We are keeping particularly close tabs on the progression of health spending and health prices through the year, as reflected in Altarum Institute’s Center for Sustainable Health Spending briefs, since their appears to be an ongoing acceleration in the spending growth rate. The May briefs, which cover spending through March, are now out. (Altarum Briefs) The headline on the Spending Brief tells you the main point–“Recent acceleration in health spending continues”. On a year-over-year basis, spending in March was 6.8% higher than in March 2014. GDP growth over the same period was only 3.6%. And the acceleration is reflected in the fact that the 12 month growth in spending in March of 2014 was only 4.3%. Prescription drugs, in their return role as a health spending villain, rose the fastest among health categories, at 10.7%, but hospital spending wasn’t far behind with a 9.8% rate. Physician services rose only 3.1%. Since December 2007, health spending has increased 22.4% in real terms, while GDP grew a meager 8.5%, including that health spending increase. The authors expect a slight decline in the growth rate in the second half of 2015 largely due to less prescription drug spending.
On the price side, there was surprising restraint in some categories, particularly physician. Overall from March 2014 to March 2015 prices rose 1.3%, with the 12 month moving average at 1.5%. Hospital prices increased .4% and physician prices fell .6%, so those two large categories limited the overall growth. Home health prices increased 1.2% while drug pricing increased 5.7%. Medical CPI was 2.5% in the same period and overall CPI was down a tenth of a percent. Unlike more recent years, utilization now seems to be driving health spending growth, accounting for 5.7% of the total spending increase.
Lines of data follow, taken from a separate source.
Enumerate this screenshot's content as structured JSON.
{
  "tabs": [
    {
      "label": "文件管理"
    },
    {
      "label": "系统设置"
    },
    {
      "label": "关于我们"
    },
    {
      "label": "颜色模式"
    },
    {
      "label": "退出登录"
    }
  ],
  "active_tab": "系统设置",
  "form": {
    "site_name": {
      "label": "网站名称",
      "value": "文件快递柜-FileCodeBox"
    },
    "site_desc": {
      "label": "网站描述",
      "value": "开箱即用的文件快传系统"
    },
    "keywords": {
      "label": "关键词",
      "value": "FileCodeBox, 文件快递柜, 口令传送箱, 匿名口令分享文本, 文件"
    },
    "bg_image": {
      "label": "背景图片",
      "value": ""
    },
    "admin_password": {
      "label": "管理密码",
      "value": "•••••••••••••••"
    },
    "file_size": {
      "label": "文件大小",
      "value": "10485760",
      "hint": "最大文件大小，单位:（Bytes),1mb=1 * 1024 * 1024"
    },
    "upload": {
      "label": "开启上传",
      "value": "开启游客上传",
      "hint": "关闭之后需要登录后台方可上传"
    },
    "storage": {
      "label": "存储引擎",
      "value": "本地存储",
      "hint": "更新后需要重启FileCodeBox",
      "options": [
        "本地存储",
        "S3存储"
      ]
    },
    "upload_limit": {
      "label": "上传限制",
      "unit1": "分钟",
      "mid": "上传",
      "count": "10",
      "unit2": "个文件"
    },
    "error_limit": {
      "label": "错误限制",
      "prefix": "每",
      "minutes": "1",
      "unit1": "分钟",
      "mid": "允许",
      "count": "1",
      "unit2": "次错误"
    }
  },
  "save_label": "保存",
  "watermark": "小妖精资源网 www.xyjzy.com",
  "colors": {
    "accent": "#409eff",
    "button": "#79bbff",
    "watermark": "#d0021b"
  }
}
This utilization growth is up dramatically from the 12 month period ending March 2014, where it was only 2.9%. Since December 2007 health prices have risen 15.6% while general inflation has been up 10.8%. The recent utilization rise is likely due to the insurance expansions in Medicaid and the individual market and helps explain the very large increases for insurance exchange policies being sought by insurers for 2016. Per capita utilization was rising at an annual rate of 4.9%, with utilization for hospital services up 4.4%, prescription drug use up 6.2% and home health care up 2.4%. If prices begin to rise along with utilization, we will see even more of a leap in health spending growth.